What to produce: Your task is to copy each line of the records that includes the string "известных".

Data to use:
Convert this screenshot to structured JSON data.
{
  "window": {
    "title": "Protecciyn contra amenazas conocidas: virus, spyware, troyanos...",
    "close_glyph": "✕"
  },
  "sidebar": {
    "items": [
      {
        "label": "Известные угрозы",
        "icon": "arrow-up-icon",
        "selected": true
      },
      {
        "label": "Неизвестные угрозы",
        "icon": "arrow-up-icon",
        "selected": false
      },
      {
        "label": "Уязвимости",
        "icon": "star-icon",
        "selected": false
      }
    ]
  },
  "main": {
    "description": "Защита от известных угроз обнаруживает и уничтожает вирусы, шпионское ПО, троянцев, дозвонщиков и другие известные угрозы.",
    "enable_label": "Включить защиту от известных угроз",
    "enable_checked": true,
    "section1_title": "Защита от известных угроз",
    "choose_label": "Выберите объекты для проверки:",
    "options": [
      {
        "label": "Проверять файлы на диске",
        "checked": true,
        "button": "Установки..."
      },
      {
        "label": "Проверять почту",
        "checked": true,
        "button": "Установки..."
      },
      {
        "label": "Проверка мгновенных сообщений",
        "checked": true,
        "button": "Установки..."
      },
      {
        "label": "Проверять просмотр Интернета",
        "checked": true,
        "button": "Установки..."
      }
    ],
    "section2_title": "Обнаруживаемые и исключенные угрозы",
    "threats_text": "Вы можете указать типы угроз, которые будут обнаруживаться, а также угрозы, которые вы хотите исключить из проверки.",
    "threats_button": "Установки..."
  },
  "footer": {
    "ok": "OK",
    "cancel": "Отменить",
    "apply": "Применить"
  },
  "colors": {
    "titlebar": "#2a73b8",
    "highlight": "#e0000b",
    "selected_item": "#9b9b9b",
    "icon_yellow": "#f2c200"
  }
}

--

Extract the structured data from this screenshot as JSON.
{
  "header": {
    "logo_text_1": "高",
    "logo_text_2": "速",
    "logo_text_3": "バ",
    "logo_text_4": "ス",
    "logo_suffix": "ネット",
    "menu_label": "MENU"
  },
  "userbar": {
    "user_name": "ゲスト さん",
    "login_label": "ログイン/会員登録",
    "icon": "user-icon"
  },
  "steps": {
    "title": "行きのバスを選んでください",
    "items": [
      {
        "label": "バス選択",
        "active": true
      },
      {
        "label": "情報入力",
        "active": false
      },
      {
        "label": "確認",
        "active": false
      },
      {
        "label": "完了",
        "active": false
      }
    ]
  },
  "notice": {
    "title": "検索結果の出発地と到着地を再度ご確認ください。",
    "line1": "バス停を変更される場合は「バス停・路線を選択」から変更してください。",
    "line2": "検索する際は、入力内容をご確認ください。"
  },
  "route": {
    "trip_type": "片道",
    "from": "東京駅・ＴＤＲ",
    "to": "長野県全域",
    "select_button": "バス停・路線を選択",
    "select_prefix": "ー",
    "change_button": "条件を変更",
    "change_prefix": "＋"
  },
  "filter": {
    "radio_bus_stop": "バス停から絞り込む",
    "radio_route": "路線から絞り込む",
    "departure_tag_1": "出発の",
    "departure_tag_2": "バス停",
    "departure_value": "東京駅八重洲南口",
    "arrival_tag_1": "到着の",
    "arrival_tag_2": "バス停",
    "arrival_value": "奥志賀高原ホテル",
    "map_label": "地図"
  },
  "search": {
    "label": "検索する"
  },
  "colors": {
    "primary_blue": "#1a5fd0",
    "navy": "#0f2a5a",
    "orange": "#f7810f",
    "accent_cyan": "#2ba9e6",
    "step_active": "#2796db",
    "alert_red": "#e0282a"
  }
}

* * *

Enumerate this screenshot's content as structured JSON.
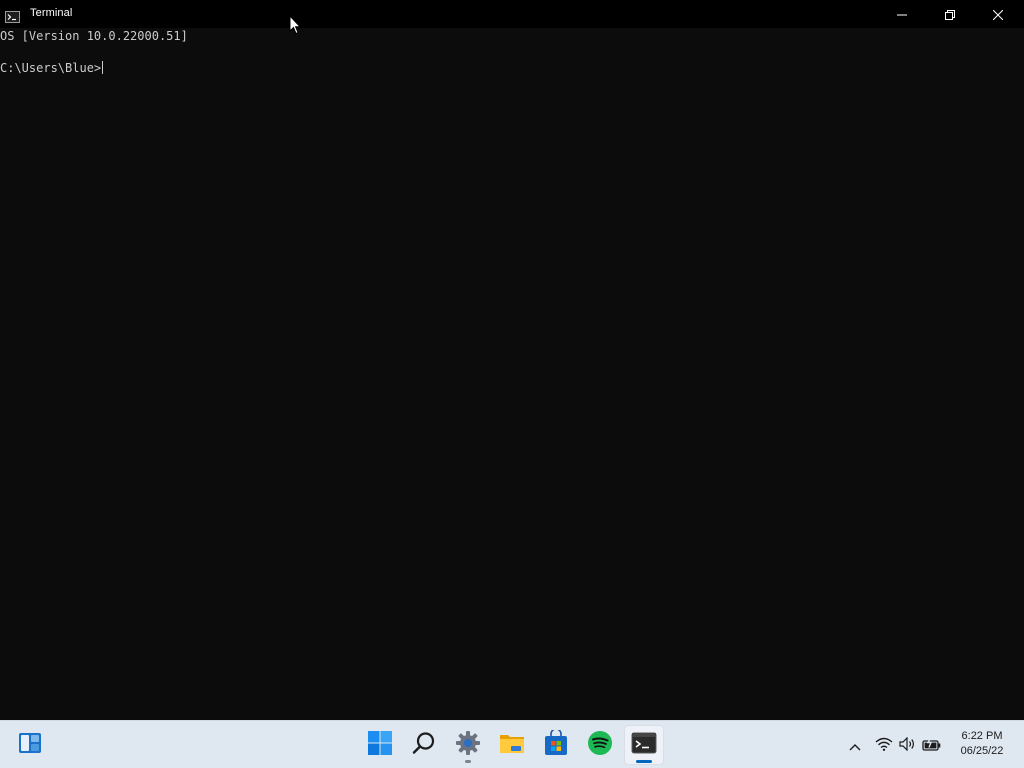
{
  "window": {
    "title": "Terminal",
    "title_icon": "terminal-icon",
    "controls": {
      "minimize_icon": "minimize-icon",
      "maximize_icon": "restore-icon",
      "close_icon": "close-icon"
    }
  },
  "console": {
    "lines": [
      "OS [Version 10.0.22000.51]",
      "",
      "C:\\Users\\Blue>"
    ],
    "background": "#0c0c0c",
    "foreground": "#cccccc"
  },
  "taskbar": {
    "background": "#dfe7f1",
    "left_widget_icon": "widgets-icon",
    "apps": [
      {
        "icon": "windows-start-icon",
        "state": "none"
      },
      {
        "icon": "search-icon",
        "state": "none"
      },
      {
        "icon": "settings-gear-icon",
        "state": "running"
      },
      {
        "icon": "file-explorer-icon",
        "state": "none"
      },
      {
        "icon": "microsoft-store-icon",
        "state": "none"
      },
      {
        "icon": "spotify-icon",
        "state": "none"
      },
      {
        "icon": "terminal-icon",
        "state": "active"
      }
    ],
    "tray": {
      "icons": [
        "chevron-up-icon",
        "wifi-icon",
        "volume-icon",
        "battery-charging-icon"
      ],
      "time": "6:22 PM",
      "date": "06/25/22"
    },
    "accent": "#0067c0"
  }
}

Result of this task:
    "description": "Защита от известных угроз обнаруживает и уничтожает вирусы, шпионское ПО, троянцев, дозвонщиков и другие известные угрозы.",
    "enable_label": "Включить защиту от известных угроз",
    "section1_title": "Защита от известных угроз",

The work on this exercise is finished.